None of this has to be gorgeous. Let your photos do that. But, as for the site itself, it simply needs to communicate. And you do that by putting the right message in front of the right person at the right time, and then getting them to talk back.
Your prospects are going to be much more interested in what you can do for them and how you can solve their need than in the little details of what your website looks like.
Two Different “Modes”
I’ll leave you with this…
When you run your business, you have to have two different mindsets. One is the creative mindset, and that’s what makes you awesome at photography. The OTHER is a marketing mindset.
Many pro photographers out there are just no good at marketing because they haven’t learned that these two mindsets are DIFFERENT.
Don’t try to do your business marketing with the same mindset you would use when you’re behind the camera. It just doesn’t work that way.
Yes, your site CAN be ugly and still work. Your creative side might think it is utter garbage, but from a marketing perspective, it still works.
Because it still effectively communicates the core message to the viewer and walks them right into becoming a lead to your business.
So, get the message and marketing down right.
You can worry about making it pretty later. 🙂
Food For Thought
Bad design shouts at you.
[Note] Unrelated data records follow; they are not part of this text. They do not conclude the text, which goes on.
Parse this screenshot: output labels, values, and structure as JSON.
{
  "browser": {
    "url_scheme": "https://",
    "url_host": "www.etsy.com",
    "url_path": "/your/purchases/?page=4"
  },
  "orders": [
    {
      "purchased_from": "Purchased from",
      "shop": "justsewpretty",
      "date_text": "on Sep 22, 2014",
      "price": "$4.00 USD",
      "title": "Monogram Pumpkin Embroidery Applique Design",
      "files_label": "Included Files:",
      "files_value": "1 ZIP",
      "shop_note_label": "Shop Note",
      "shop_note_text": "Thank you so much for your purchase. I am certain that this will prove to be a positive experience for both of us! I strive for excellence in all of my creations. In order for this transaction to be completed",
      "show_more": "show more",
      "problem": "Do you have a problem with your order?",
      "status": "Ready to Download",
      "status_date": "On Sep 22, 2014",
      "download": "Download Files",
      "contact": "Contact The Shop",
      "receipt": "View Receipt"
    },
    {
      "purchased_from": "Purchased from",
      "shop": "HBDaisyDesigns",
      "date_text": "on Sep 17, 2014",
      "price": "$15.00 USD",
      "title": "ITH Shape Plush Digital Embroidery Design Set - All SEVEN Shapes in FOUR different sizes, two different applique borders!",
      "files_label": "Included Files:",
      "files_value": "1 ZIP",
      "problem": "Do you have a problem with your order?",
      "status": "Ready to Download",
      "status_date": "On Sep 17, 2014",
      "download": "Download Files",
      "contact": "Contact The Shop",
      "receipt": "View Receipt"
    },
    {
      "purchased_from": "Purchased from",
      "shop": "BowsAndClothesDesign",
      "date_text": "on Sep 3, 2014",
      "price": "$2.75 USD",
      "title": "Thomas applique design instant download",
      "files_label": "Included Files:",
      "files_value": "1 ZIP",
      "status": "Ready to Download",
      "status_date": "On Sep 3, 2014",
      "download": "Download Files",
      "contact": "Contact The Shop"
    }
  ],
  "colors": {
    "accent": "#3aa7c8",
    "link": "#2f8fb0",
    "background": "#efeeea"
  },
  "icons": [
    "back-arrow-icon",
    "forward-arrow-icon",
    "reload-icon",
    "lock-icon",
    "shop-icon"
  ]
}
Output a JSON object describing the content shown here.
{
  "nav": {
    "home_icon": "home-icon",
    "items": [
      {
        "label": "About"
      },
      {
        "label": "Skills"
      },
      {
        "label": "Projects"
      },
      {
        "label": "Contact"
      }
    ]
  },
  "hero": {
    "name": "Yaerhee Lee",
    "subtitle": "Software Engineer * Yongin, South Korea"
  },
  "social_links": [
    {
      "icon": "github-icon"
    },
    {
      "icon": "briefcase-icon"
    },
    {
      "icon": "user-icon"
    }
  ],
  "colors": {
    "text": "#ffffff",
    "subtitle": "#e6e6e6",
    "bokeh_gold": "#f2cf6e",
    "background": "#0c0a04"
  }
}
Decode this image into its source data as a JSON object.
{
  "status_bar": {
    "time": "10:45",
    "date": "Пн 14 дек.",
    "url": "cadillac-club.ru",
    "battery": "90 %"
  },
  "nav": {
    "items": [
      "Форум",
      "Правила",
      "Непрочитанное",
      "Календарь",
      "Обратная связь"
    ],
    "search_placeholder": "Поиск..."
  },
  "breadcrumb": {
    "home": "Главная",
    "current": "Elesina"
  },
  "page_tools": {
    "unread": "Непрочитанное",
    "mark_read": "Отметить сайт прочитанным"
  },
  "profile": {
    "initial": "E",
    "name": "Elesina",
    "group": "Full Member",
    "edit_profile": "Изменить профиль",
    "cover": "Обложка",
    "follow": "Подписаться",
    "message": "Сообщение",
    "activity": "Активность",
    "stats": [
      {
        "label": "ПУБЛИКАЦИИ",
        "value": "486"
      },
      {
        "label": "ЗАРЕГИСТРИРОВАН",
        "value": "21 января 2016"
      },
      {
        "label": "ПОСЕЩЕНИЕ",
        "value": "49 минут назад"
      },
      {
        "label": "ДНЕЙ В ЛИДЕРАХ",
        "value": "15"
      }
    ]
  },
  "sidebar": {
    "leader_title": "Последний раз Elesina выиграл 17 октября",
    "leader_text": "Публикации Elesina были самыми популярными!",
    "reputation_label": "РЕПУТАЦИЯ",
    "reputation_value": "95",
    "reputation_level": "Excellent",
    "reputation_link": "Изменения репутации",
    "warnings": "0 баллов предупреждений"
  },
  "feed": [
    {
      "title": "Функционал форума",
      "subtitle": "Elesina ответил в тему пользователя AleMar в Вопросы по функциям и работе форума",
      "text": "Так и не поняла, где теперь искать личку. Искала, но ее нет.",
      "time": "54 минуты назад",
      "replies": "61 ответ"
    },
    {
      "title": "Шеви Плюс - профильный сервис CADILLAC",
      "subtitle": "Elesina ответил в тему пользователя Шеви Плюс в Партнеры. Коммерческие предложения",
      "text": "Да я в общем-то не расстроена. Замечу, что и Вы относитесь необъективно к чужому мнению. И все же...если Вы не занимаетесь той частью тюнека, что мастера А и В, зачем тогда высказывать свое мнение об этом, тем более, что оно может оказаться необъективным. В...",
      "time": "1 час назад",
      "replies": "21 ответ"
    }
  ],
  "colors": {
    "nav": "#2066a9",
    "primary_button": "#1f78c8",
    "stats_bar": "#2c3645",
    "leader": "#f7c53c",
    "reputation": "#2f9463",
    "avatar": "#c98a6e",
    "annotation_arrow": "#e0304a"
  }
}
Good design is the silent seller…
This is something important to bear in mind when designing your photography website.
To restate the big message here: Don’t be tempted to allow the design of the website to overshadow the main function of the website (to get new leads and customers).
Instead, the design of your website should support and elevate the purpose of your website to further your goals in as simple and easy a way as possible for the visitor.
About Our Guest: David Risley
David Risley is from Tampa Bay, Florida and he currently makes a full-time as a content marketing strategist and online publisher, with over 15 years of experience. For the first 10 years, David was exclusively a tech blogger.
One of the things that really impresses me about David is that he’s a straight-shooter and will tell you how this business really works, with no get-rich-quick nonsense.
He firmly believes, and I agree 100%, that blogs don’t make money – BUSINESSES do, and he helps a lot of people discover how to create a real business with blogging as an effective marketing tool through the blog marketing academy.
In this episode I talked with one of the Internet’s top experts on blogging for business – David Risley. If you’re struggling with your photography blog right now, or you don’t have one but would like to start one, these ideas and tips can really help you approach it correctly.